Dynasty18th Dynasty
BurialAmarna Tomb 2

The Ancient Egyptian noble known as Meryre II was superintendent of the queen Nefertiti, and had the title Royal scribe, Steward, Overseer of the Two Treasuries, Overseer of the Royal Harim of Nefertiti.[1] He had a tomb constructed at Amarna, Tomb 2, although his remains have never been identified. The tomb has the last dated appearance of Akhenaten and the Amarna family, dating from second month, year 12 of his reign.[2]

Inscribed Scenes[edit]

Tribute scene.

South Wall West Side: The Queen filling the King's cup. Nefertiti is shown standing before a seated Akhenaten, pouring a drink through a sieve for the king. Meritaten stands between Akhenaten and Nefertiti, facing her father and offering him something. Behind Nefertiti we see Meketaten offering a perfume cone, while Ankhesenpaaten offers a bouquet of flowers. Below this scene we see female musicians and male servants.[3]

South Wall, East Side: Reward of Meryra Meryra is shown before the window of appearance. Akhenaten and Nefertiti are shon handing out collars of gold. In the palace behind the window we see Merytaten and Meketaten handing gold collars to their mother. Ankhesenpaaten is shown standing before Neferneferuaten Tasherit and Neferneferure. Ankhesenpaaten is shown wearing large earrings and three bracelets on each arm. She also appears to be wearing a rather elaborate cape or collar. [3]

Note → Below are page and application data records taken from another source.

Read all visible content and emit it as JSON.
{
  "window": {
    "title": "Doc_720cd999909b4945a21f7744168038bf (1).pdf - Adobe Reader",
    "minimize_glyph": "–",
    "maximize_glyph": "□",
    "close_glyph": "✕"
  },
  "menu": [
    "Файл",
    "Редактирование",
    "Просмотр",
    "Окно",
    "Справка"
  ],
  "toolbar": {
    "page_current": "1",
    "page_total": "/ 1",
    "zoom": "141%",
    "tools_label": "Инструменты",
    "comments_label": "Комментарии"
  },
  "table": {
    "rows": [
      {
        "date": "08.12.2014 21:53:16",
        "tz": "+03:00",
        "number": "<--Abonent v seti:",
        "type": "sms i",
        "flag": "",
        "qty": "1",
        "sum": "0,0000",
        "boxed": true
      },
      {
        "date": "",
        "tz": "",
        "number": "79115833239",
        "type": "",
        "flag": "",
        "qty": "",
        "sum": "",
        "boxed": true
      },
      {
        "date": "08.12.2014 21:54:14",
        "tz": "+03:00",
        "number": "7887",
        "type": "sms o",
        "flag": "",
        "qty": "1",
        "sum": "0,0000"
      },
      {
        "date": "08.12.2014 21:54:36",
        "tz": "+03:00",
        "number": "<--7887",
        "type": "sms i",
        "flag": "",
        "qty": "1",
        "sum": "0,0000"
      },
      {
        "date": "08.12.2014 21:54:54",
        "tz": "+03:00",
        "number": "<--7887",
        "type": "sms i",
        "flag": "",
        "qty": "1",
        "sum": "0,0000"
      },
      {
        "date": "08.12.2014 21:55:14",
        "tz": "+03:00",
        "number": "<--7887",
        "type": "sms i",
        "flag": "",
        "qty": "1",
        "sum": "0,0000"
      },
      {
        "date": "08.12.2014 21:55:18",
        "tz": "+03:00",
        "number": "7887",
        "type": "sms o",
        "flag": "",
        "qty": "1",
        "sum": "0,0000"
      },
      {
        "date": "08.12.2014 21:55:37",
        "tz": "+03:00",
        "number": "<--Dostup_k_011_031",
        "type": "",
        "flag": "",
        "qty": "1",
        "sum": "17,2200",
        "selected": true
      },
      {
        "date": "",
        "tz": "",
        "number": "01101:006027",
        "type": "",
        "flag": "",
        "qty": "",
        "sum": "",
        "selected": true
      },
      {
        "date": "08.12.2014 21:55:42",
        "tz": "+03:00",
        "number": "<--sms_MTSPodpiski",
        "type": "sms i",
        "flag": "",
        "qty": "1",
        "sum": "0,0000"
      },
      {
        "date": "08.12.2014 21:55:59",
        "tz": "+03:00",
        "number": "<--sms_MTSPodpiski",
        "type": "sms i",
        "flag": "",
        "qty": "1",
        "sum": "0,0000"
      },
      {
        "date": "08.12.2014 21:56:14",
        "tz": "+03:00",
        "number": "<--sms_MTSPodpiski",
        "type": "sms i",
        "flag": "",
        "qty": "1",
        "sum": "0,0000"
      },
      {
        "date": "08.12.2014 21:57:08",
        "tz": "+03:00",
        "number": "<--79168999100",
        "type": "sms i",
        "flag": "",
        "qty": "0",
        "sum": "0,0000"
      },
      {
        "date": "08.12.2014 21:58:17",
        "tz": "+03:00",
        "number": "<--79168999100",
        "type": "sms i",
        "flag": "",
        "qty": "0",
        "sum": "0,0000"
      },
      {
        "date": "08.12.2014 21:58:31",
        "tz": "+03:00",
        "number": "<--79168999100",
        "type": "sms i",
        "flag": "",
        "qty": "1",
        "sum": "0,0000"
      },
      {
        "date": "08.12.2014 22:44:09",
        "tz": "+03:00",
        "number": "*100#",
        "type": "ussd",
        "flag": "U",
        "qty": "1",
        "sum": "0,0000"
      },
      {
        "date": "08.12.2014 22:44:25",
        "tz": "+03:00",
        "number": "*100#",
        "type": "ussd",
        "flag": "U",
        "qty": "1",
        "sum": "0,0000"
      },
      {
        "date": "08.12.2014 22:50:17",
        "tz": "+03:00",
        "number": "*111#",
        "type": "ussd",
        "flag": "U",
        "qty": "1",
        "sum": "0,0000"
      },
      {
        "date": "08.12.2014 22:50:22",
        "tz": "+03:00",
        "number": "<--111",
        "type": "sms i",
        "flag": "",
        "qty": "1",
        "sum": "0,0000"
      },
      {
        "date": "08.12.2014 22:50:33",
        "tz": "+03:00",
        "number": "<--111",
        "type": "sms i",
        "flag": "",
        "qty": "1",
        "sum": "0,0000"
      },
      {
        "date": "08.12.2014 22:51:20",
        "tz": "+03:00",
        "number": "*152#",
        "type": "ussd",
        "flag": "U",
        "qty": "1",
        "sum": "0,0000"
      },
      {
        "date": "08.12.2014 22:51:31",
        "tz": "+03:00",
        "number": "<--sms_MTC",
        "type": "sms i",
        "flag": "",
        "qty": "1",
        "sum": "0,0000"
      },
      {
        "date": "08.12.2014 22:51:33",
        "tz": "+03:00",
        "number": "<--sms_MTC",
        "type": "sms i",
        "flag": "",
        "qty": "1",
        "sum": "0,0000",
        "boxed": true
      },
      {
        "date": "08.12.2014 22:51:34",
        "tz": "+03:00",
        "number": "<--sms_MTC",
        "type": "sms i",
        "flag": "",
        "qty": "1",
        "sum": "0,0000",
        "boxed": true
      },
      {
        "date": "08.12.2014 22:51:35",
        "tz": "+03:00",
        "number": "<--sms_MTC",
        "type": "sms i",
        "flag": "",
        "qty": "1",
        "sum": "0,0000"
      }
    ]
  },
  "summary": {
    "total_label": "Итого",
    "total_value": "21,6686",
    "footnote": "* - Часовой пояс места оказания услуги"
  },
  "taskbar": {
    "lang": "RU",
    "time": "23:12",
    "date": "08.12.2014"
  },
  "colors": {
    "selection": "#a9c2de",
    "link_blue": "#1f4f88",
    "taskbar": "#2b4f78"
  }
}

East Wall: Presentation of tribute. On the east wall of the main chamber is a scene depicting the tribute of 'the chieftains of every foreign land'. Akhenaten and Nefertiti are shown sitting on a throne in a kiosk with all six of their daughters standing behind them. This tribute takes place in year 12 (second month of the seed season, day 8). Their six daughters are shown behind them. Meritaten, Meketaten and Ankhesenpaaten are shown holding hands. Neferneferuaten is holding something in her hands. Neferure is shown holding a gazelle. The youngest daughter, Setepenre, holds a bouquet of flowers while petting the gazelle her older sister is holding. [3]

North Wall East Side: Meryre rewarded by the King Meryre is shown before "The Lord of the Two Lands (Ankheperure)| Son of Re (Smenkhare- Dejeser-Kheperu)| and the great Royal Wife (Meritaten)|." [3] Meritaten appears as a Great Royal Wife and is depicted alongside her husband, Pharaoh Ankhkheperure Smenkhare-djeserkheperu. The scene shows the royal couple bestowing honors and gifts on Meryre. The scene appears on the wall adjacent to the wall depicting the Durbar of year 12. [4] Smenkhare may have served as a co-regent to Akhenaten. Meritaten was the Great Royal Wife to Smenkhare, while Nefertiti continued as the consort of Akhenaten.[5] Nefertiti still held the Great Royal Wife title in year 16, hence Smenkhare must have been a co-regent or otherwise ruled with his wife Meritaten sometime after year 16 of Akhenaten. [6]


  1. ^ "North Tombs". The Amarna Project. Retrieved 2008-07-08.
  2. ^ James P. Allen. "The Amarna Succession" (PDF). p. 1. Archived from the original (PDF) on July 1, 2013. Retrieved 2008-06-23.
  3. ^ a b c d The rock tombs of el-Amarna, Parts I and II: Part 1 The tomb of Meryra & Part 2 The tombs of Panehesy and Meyra II, Egypt Exploration Society (2004)
  4. ^ Dodson, Aidan, Amarna Sunset: Nefertiti, Tutankhamun, Ay, Horemheb, and the Egyptian Counter-reformation, The American University in Cairo Press, 2009
  5. ^ Aldred, Cyril, Akhenaten: King of Egypt ,Thames and Hudson, 1991 (paperback), ISBN 0-500-27621-8
  6. ^ Seyfried, Friederike (Editor), In the Light of Amarna: 100 Years of the Nefertiti Discovery, Michael Imhof Verlag, 2013